## Work order
Only the lines with "calendar" in the entries below belong in the answer; please copy them.

## Given records
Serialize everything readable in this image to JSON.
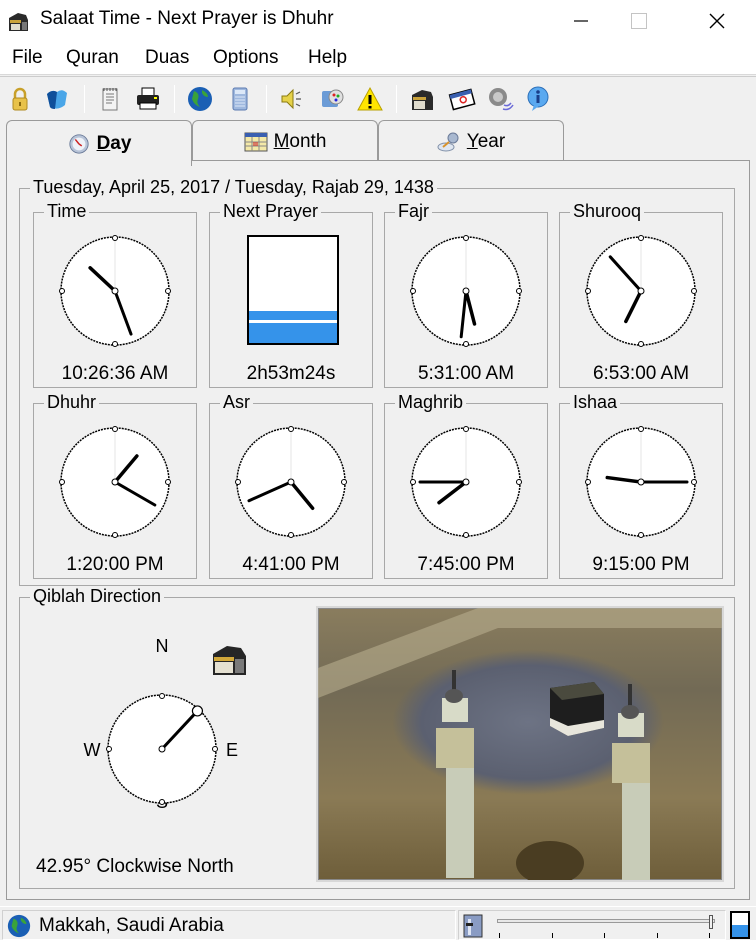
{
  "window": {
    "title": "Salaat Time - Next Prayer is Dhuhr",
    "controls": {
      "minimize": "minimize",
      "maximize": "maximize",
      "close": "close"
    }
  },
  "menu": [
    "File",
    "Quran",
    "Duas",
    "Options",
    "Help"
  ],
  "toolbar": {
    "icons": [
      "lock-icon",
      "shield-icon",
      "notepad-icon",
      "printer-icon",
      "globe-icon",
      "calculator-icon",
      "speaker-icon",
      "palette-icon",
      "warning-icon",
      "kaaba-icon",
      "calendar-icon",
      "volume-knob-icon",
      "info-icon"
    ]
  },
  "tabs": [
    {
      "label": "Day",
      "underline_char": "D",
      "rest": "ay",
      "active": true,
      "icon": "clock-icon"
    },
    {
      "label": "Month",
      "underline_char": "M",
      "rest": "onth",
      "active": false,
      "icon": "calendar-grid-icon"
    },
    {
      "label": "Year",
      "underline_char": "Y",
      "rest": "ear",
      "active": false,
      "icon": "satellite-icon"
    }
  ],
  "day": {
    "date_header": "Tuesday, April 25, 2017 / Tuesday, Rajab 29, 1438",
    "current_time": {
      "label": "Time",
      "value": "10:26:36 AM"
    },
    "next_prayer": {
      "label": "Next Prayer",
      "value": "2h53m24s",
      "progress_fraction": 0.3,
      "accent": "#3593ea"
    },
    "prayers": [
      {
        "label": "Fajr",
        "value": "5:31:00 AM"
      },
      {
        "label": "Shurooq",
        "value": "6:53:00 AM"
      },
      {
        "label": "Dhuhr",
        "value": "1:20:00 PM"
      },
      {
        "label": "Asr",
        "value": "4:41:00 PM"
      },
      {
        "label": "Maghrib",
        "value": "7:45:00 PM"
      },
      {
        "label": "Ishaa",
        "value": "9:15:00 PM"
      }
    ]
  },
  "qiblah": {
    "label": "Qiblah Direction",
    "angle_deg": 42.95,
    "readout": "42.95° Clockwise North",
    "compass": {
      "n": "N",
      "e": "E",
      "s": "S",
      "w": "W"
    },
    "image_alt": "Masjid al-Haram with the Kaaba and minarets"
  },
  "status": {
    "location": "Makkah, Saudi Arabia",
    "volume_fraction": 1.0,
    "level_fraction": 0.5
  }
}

## Solution to the exercise
      "calendar-icon",
      "icon": "calendar-grid-icon"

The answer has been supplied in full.